__What the task asks__.
When a picture appears among the records, leave it out, and copy all else exactly.

[Data items]
↓
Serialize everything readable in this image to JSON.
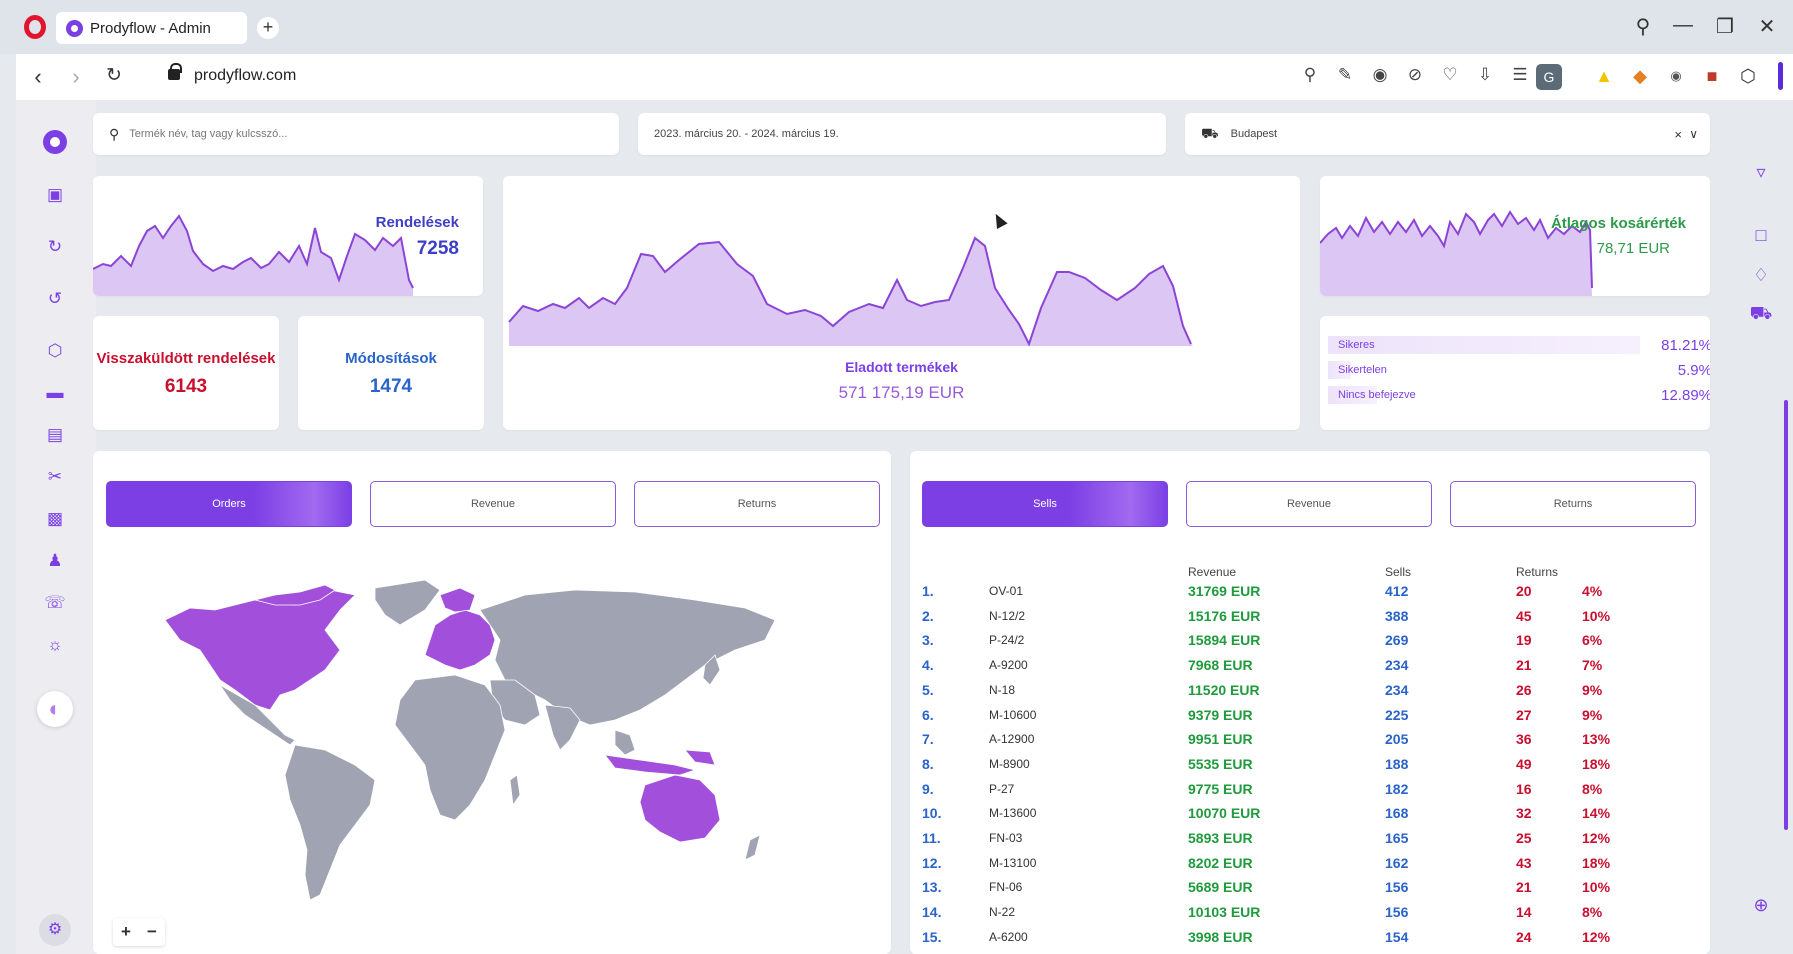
{
  "browser": {
    "tab_title": "Prodyflow - Admin",
    "url": "prodyflow.com",
    "avatar_letter": "G"
  },
  "filters": {
    "search_placeholder": "Termék név, tag vagy kulcsszó...",
    "date_range": "2023. március 20. - 2024. március 19.",
    "location": "Budapest"
  },
  "metrics": {
    "orders_label": "Rendelések",
    "orders_value": "7258",
    "returned_label": "Visszaküldött rendelések",
    "returned_value": "6143",
    "modifications_label": "Módosítások",
    "modifications_value": "1474",
    "sold_label": "Eladott termékek",
    "sold_value": "571 175,19 EUR",
    "avg_basket_label": "Átlagos kosárérték",
    "avg_basket_value": "78,71 EUR"
  },
  "status": [
    {
      "label": "Sikeres",
      "value": "81.21%",
      "fraction": 0.8121
    },
    {
      "label": "Sikertelen",
      "value": "5.9%",
      "fraction": 0.059
    },
    {
      "label": "Nincs befejezve",
      "value": "12.89%",
      "fraction": 0.1289
    }
  ],
  "map_tabs": [
    "Orders",
    "Revenue",
    "Returns"
  ],
  "table_tabs": [
    "Sells",
    "Revenue",
    "Returns"
  ],
  "table": {
    "headers": {
      "revenue": "Revenue",
      "sells": "Sells",
      "returns": "Returns"
    },
    "rows": [
      {
        "rank": "1.",
        "code": "OV-01",
        "revenue": "31769 EUR",
        "sells": "412",
        "returns": "20",
        "pct": "4%"
      },
      {
        "rank": "2.",
        "code": "N-12/2",
        "revenue": "15176 EUR",
        "sells": "388",
        "returns": "45",
        "pct": "10%"
      },
      {
        "rank": "3.",
        "code": "P-24/2",
        "revenue": "15894 EUR",
        "sells": "269",
        "returns": "19",
        "pct": "6%"
      },
      {
        "rank": "4.",
        "code": "A-9200",
        "revenue": "7968 EUR",
        "sells": "234",
        "returns": "21",
        "pct": "7%"
      },
      {
        "rank": "5.",
        "code": "N-18",
        "revenue": "11520 EUR",
        "sells": "234",
        "returns": "26",
        "pct": "9%"
      },
      {
        "rank": "6.",
        "code": "M-10600",
        "revenue": "9379 EUR",
        "sells": "225",
        "returns": "27",
        "pct": "9%"
      },
      {
        "rank": "7.",
        "code": "A-12900",
        "revenue": "9951 EUR",
        "sells": "205",
        "returns": "36",
        "pct": "13%"
      },
      {
        "rank": "8.",
        "code": "M-8900",
        "revenue": "5535 EUR",
        "sells": "188",
        "returns": "49",
        "pct": "18%"
      },
      {
        "rank": "9.",
        "code": "P-27",
        "revenue": "9775 EUR",
        "sells": "182",
        "returns": "16",
        "pct": "8%"
      },
      {
        "rank": "10.",
        "code": "M-13600",
        "revenue": "10070 EUR",
        "sells": "168",
        "returns": "32",
        "pct": "14%"
      },
      {
        "rank": "11.",
        "code": "FN-03",
        "revenue": "5893 EUR",
        "sells": "165",
        "returns": "25",
        "pct": "12%"
      },
      {
        "rank": "12.",
        "code": "M-13100",
        "revenue": "8202 EUR",
        "sells": "162",
        "returns": "43",
        "pct": "18%"
      },
      {
        "rank": "13.",
        "code": "FN-06",
        "revenue": "5689 EUR",
        "sells": "156",
        "returns": "21",
        "pct": "10%"
      },
      {
        "rank": "14.",
        "code": "N-22",
        "revenue": "10103 EUR",
        "sells": "156",
        "returns": "14",
        "pct": "8%"
      },
      {
        "rank": "15.",
        "code": "A-6200",
        "revenue": "3998 EUR",
        "sells": "154",
        "returns": "24",
        "pct": "12%"
      }
    ]
  },
  "map_controls": {
    "zoom_in": "+",
    "zoom_out": "−"
  },
  "colors": {
    "accent": "#7b3fe4",
    "revenue": "#1f9a3c",
    "sells": "#2a63c9",
    "returns": "#c8102e",
    "avg_basket": "#2e9a4a",
    "returned": "#c8102e"
  }
}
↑
__Reply to the exercise__.
Serialize everything readable in this image to JSON.
{
  "browser": {
    "tab_title": "Prodyflow - Admin",
    "url": "prodyflow.com",
    "avatar_letter": "G"
  },
  "filters": {
    "search_placeholder": "Termék név, tag vagy kulcsszó...",
    "date_range": "2023. március 20. - 2024. március 19.",
    "location": "Budapest"
  },
  "metrics": {
    "orders_label": "Rendelések",
    "orders_value": "7258",
    "returned_label": "Visszaküldött rendelések",
    "returned_value": "6143",
    "modifications_label": "Módosítások",
    "modifications_value": "1474",
    "sold_label": "Eladott termékek",
    "sold_value": "571 175,19 EUR",
    "avg_basket_label": "Átlagos kosárérték",
    "avg_basket_value": "78,71 EUR"
  },
  "status": [
    {
      "label": "Sikeres",
      "value": "81.21%",
      "fraction": 0.8121
    },
    {
      "label": "Sikertelen",
      "value": "5.9%",
      "fraction": 0.059
    },
    {
      "label": "Nincs befejezve",
      "value": "12.89%",
      "fraction": 0.1289
    }
  ],
  "map_tabs": [
    "Orders",
    "Revenue",
    "Returns"
  ],
  "table_tabs": [
    "Sells",
    "Revenue",
    "Returns"
  ],
  "table": {
    "headers": {
      "revenue": "Revenue",
      "sells": "Sells",
      "returns": "Returns"
    },
    "rows": [
      {
        "rank": "1.",
        "code": "OV-01",
        "revenue": "31769 EUR",
        "sells": "412",
        "returns": "20",
        "pct": "4%"
      },
      {
        "rank": "2.",
        "code": "N-12/2",
        "revenue": "15176 EUR",
        "sells": "388",
        "returns": "45",
        "pct": "10%"
      },
      {
        "rank": "3.",
        "code": "P-24/2",
        "revenue": "15894 EUR",
        "sells": "269",
        "returns": "19",
        "pct": "6%"
      },
      {
        "rank": "4.",
        "code": "A-9200",
        "revenue": "7968 EUR",
        "sells": "234",
        "returns": "21",
        "pct": "7%"
      },
      {
        "rank": "5.",
        "code": "N-18",
        "revenue": "11520 EUR",
        "sells": "234",
        "returns": "26",
        "pct": "9%"
      },
      {
        "rank": "6.",
        "code": "M-10600",
        "revenue": "9379 EUR",
        "sells": "225",
        "returns": "27",
        "pct": "9%"
      },
      {
        "rank": "7.",
        "code": "A-12900",
        "revenue": "9951 EUR",
        "sells": "205",
        "returns": "36",
        "pct": "13%"
      },
      {
        "rank": "8.",
        "code": "M-8900",
        "revenue": "5535 EUR",
        "sells": "188",
        "returns": "49",
        "pct": "18%"
      },
      {
        "rank": "9.",
        "code": "P-27",
        "revenue": "9775 EUR",
        "sells": "182",
        "returns": "16",
        "pct": "8%"
      },
      {
        "rank": "10.",
        "code": "M-13600",
        "revenue": "10070 EUR",
        "sells": "168",
        "returns": "32",
        "pct": "14%"
      },
      {
        "rank": "11.",
        "code": "FN-03",
        "revenue": "5893 EUR",
        "sells": "165",
        "returns": "25",
        "pct": "12%"
      },
      {
        "rank": "12.",
        "code": "M-13100",
        "revenue": "8202 EUR",
        "sells": "162",
        "returns": "43",
        "pct": "18%"
      },
      {
        "rank": "13.",
        "code": "FN-06",
        "revenue": "5689 EUR",
        "sells": "156",
        "returns": "21",
        "pct": "10%"
      },
      {
        "rank": "14.",
        "code": "N-22",
        "revenue": "10103 EUR",
        "sells": "156",
        "returns": "14",
        "pct": "8%"
      },
      {
        "rank": "15.",
        "code": "A-6200",
        "revenue": "3998 EUR",
        "sells": "154",
        "returns": "24",
        "pct": "12%"
      }
    ]
  },
  "map_controls": {
    "zoom_in": "+",
    "zoom_out": "−"
  },
  "colors": {
    "accent": "#7b3fe4",
    "revenue": "#1f9a3c",
    "sells": "#2a63c9",
    "returns": "#c8102e",
    "avg_basket": "#2e9a4a",
    "returned": "#c8102e"
  }
}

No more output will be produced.